MIAMI — Promise delivered. Promise kept.
Ten games after Florida junior quarterback Tim Tebow stood teary-eyed and distraught following a one-point upset loss to Ole Miss on Sept. 27, apologized to Gator fans and made a promise that no player in the country would play harder or push a team harder than he and that no team would play harder than the Gators for the remainder of the season, Tebow made good on his word.
Aided by a stellar performance by the Gators' defense — which held Heisman Trophy winner Sam Bradford to 26-of-41 for 256 yards and two interceptions — Tebow led the Gators to a 24-14 victory over Oklahoma in the BCS national title game in front of 78,468 at Dolphin Stadium.
"We knew we were going to have to fight for four quarters," Tebow said. "We didn't execute, including myself, the way we wanted to all the time. But my teammates came out, and they battled for four quarters. I'm so proud of them. This is a dream come true."
The Gators (13-1) won their second BCS national title in three seasons and third national title overall.
This is the second championship under coach Urban Meyer, now in his fourth season.
"I think the fans got one of the greatest college football games that ever occurred, at least in the BCS games," Meyer said. "This is a great opportunity for me to thank my team and tell them that's one of the best teams I've ever had the opportunity to be around. I love them. I'm proud of them, and they are national champs."

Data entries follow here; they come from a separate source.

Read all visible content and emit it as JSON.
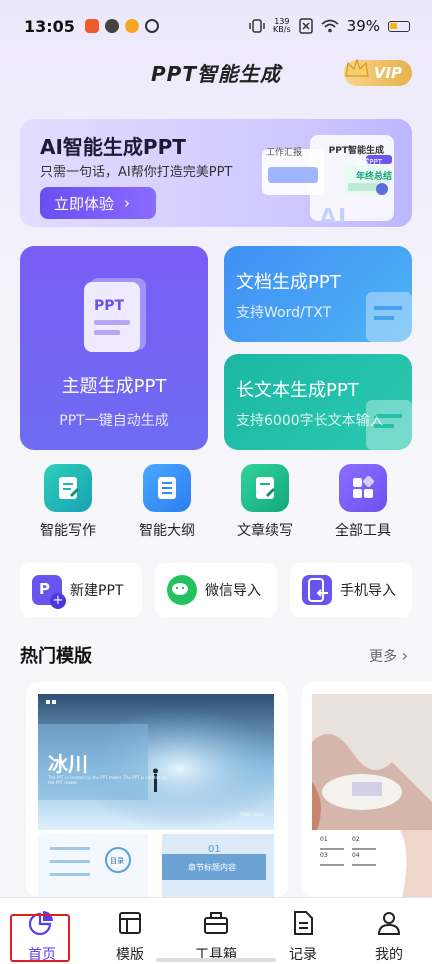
{
  "status": {
    "time": "13:05",
    "net_speed": "139",
    "net_unit": "KB/s",
    "battery": "39%"
  },
  "app": {
    "title": "PPT智能生成",
    "vip": "VIP"
  },
  "banner": {
    "title": "AI智能生成PPT",
    "subtitle": "只需一句话，AI帮你打造完美PPT",
    "button": "立即体验",
    "mock_title": "PPT智能生成",
    "mock_tag": "工作汇报",
    "mock_tag2": "生成PPT",
    "mock_tag3": "年终总结"
  },
  "cards": {
    "theme": {
      "title": "主题生成PPT",
      "subtitle": "PPT一键自动生成",
      "icon_text": "PPT"
    },
    "doc": {
      "title": "文档生成PPT",
      "subtitle": "支持Word/TXT"
    },
    "long": {
      "title": "长文本生成PPT",
      "subtitle": "支持6000字长文本输入"
    }
  },
  "tools": [
    {
      "label": "智能写作",
      "color": "#1fb6b3"
    },
    {
      "label": "智能大纲",
      "color": "#2f8ff0"
    },
    {
      "label": "文章续写",
      "color": "#1fb38e"
    },
    {
      "label": "全部工具",
      "color": "#7b5cf0"
    }
  ],
  "imports": [
    {
      "label": "新建PPT",
      "color": "#6a54f0"
    },
    {
      "label": "微信导入",
      "color": "#22c35e"
    },
    {
      "label": "手机导入",
      "color": "#6a54f0"
    }
  ],
  "section": {
    "title": "热门模版",
    "more": "更多"
  },
  "template1": {
    "title": "冰川",
    "desc": "The PPT is created by the PPT maker. The PPT is created by the PPT maker.",
    "logo": "YOUR LOGO",
    "num": "01",
    "chapter": "章节标题内容",
    "center_label": "目录"
  },
  "template2": {
    "n1": "01",
    "n2": "02",
    "n3": "03",
    "n4": "04"
  },
  "tabs": [
    {
      "label": "首页"
    },
    {
      "label": "模版"
    },
    {
      "label": "工具箱"
    },
    {
      "label": "记录"
    },
    {
      "label": "我的"
    }
  ]
}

Tebow, the 2007 Heisman Trophy winner still miffed about finishing third in this year's voting, had 23 carries for 107 yards and was named the game's Most Valuable Offensive Player.
"Tebow stood up in the locker room at halftime and said something inspirational," sophomore safety Major Wright said. "We knew we were going to win after that because Tebow's a man of his word."
Tebow's defense bailed him out of uncharacteristic mistakes and held the game in check while the Gators battled an Oklahoma defense that played much better than most anticipated. Then he did what he has done over and over since making that now-famous promise: come through in the clutch.
Holding precariously to a 17-14 lead, Tebow led the Gators on an 11-play, 76-yard drive over 6:52 and ended with a 4-yard jump pass to David Nelson with 3:07 left.
"Coach Meyer told me, 'Go out there and win this game for us,' " Nelson said.
In the weeks leading up to the game, much of the talk was about the two prolific offenses. But two days before the game, Florida linebacker Brandon Spikes said the analysts had it wrong. Defense, Spikes said, wins championships.
Spikes was right.
In a game featuring two of the nation's top three scoring offenses, it was the first scoreless opening quarter in a BCS title game since the inaugural one between Tennessee and Florida State in 1999. At halftime, the score was tied at 7 — the first BCS title game to be tied at the half — and defense was the major story line. Oklahoma (12-2), which had scored at least 21 first-half points in every game this season, drove the ball inside the Gators 10 three times but scored just once.
"They have a great defense, but we squandered some scoring opportunities," Bradford said.
Tebow threw two interceptions, yet his defense bailed him out both times.
Florida took a 14-7 lead on its second possession of the second half — a 2-yard run by receiver/running back Percy Harvin with 4:21 left in third. Oklahoma had an opportunity to score soon after, but Carlos Dunlap blocked the field goal of Oklahoma's Jimmy Stevens with 1:13 left.
With Florida leading 17-14 following a 27-yard field goal by Jonathan Phillips, the Gators' defense again came up strong. Bradford's pass to Juaquin Iglesias was intercepted by Ahmad Black — his seventh of the season.
"In the offseason, we told the defense if they could get better and learn to make stops, we could win a championship," Harvin said. "And they did tonight."
Antonya English can be reached at firstname.lastname@example.org.